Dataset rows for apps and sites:
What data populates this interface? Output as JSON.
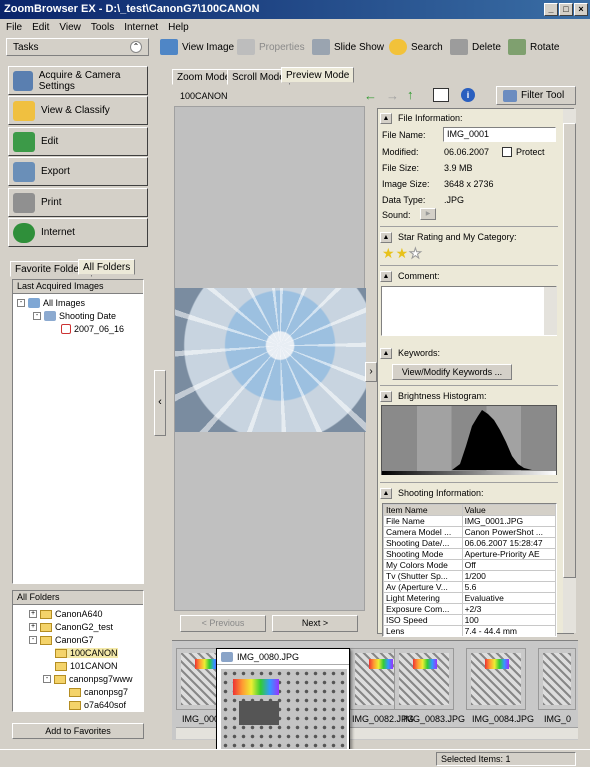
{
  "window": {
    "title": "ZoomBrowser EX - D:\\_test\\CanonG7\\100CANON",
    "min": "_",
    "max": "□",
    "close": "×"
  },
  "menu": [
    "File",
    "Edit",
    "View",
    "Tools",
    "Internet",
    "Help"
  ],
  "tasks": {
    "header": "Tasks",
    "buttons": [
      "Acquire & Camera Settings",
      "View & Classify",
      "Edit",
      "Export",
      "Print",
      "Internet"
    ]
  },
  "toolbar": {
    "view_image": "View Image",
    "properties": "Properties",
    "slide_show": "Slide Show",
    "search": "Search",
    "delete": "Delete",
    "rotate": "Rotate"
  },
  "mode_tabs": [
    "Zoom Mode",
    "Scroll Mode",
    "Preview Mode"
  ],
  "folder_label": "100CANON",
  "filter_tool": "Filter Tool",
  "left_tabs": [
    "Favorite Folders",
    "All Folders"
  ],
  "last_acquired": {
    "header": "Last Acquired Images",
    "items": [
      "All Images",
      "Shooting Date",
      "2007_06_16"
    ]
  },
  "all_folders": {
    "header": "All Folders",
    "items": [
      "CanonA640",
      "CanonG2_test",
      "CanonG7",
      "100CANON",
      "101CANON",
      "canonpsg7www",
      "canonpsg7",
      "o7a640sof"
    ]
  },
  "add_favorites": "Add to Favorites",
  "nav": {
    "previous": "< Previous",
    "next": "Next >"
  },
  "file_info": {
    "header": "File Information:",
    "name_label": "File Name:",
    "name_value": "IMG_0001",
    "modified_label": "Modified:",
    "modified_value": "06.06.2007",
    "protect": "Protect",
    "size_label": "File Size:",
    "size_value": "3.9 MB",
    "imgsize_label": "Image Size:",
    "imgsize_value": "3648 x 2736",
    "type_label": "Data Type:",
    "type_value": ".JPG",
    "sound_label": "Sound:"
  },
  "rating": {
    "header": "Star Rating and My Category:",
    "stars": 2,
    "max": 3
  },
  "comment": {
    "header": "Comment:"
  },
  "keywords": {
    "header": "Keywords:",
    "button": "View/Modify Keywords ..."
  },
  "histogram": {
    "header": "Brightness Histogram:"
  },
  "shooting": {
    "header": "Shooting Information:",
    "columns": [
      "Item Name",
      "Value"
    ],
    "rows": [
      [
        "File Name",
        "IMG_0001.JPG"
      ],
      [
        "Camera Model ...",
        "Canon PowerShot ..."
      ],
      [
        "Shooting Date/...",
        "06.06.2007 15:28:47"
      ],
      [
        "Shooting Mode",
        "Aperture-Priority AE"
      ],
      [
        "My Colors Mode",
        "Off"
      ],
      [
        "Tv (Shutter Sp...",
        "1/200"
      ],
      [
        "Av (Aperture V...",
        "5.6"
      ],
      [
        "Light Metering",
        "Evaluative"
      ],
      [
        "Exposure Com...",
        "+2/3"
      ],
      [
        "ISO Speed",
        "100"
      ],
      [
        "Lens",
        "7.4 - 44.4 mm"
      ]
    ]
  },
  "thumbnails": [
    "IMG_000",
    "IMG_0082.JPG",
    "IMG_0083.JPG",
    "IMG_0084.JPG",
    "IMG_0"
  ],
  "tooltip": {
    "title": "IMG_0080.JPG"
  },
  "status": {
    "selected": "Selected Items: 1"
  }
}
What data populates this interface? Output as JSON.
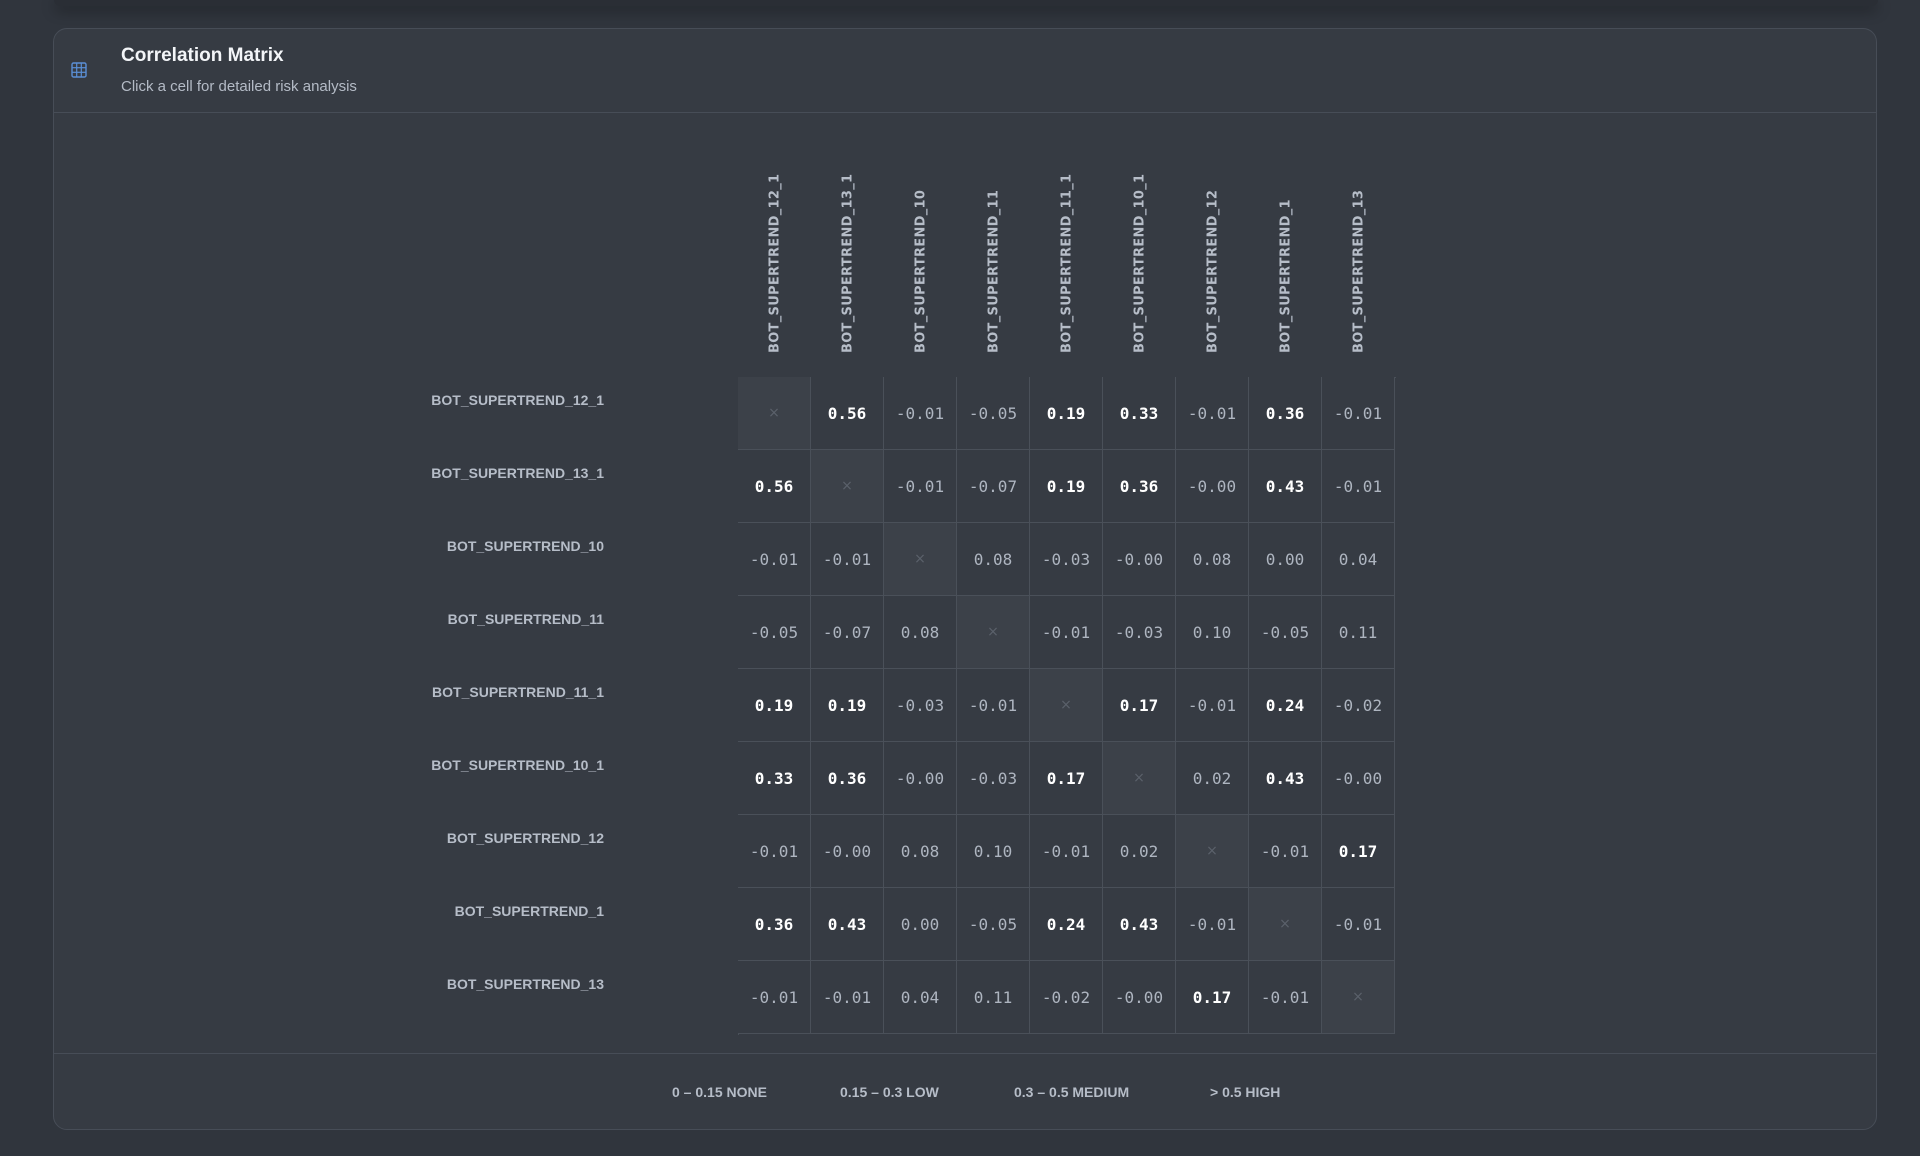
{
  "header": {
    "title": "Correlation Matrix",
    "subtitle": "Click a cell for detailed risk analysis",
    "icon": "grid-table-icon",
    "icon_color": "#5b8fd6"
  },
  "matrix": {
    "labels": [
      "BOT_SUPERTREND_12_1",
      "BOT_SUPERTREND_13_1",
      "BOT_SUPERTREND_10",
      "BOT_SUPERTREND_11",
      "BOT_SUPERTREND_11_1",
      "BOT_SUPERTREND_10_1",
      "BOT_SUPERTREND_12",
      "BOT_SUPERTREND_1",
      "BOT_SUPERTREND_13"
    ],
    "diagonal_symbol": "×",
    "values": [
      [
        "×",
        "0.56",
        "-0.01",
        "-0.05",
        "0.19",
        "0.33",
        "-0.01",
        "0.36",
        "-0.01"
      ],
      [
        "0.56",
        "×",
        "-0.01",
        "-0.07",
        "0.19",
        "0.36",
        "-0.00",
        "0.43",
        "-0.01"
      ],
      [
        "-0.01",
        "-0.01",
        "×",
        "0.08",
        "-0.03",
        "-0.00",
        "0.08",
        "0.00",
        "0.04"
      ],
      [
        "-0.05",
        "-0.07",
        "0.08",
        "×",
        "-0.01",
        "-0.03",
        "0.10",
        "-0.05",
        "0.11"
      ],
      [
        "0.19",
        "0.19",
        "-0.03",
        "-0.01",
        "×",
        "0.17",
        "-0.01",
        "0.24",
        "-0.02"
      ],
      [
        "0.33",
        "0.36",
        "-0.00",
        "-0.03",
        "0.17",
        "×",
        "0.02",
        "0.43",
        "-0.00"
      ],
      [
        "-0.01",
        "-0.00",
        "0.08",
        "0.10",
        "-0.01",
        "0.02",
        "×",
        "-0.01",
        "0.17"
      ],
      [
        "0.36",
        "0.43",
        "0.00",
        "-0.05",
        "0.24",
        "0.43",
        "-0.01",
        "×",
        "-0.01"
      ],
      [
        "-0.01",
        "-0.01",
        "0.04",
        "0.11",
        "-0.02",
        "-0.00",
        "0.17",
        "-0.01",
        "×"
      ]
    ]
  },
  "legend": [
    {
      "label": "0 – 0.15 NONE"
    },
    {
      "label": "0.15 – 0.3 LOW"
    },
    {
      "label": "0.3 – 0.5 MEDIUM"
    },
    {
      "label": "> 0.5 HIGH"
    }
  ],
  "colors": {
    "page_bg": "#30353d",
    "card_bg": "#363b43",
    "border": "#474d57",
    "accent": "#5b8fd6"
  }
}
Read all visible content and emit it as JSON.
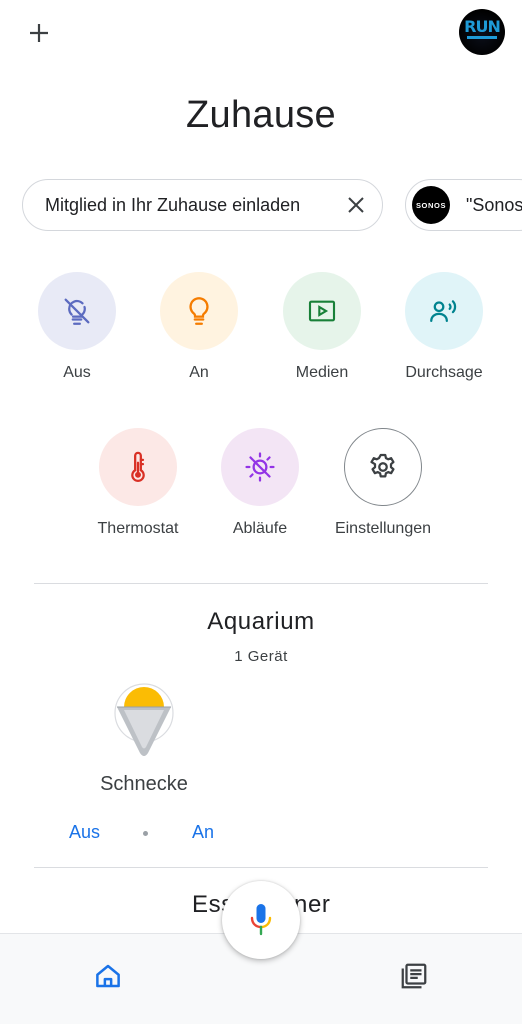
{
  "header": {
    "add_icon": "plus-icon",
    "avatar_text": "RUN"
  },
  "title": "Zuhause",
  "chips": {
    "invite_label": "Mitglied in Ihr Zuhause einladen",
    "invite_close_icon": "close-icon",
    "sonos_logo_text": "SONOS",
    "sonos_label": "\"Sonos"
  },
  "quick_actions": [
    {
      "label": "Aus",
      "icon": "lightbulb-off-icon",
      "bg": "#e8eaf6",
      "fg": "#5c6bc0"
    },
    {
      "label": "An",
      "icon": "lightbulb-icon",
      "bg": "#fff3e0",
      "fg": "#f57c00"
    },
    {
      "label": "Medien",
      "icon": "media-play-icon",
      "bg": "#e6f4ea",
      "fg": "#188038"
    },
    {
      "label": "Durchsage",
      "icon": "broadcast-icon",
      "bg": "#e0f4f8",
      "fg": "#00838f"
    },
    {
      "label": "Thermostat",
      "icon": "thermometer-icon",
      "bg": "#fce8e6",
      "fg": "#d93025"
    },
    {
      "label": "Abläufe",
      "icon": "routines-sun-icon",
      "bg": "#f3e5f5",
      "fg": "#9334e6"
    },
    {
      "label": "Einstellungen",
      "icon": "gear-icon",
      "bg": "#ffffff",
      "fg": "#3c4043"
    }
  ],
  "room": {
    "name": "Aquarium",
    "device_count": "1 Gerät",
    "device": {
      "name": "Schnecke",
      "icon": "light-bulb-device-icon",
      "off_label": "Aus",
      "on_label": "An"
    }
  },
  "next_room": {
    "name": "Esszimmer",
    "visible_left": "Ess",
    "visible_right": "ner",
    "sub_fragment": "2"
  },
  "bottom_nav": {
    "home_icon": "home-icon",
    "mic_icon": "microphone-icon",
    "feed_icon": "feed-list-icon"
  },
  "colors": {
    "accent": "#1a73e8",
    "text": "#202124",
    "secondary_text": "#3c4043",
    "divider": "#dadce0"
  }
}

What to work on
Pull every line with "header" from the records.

Solution for this task
    "header": "Tasks",
    "header": "Last Acquired Images",
    "header": "All Folders",
    "header": "File Information:",
    "header": "Star Rating and My Category:",
    "header": "Comment:"
    "header": "Keywords:",
    "header": "Brightness Histogram:"
    "header": "Shooting Information:",
  "header": {
  "header": {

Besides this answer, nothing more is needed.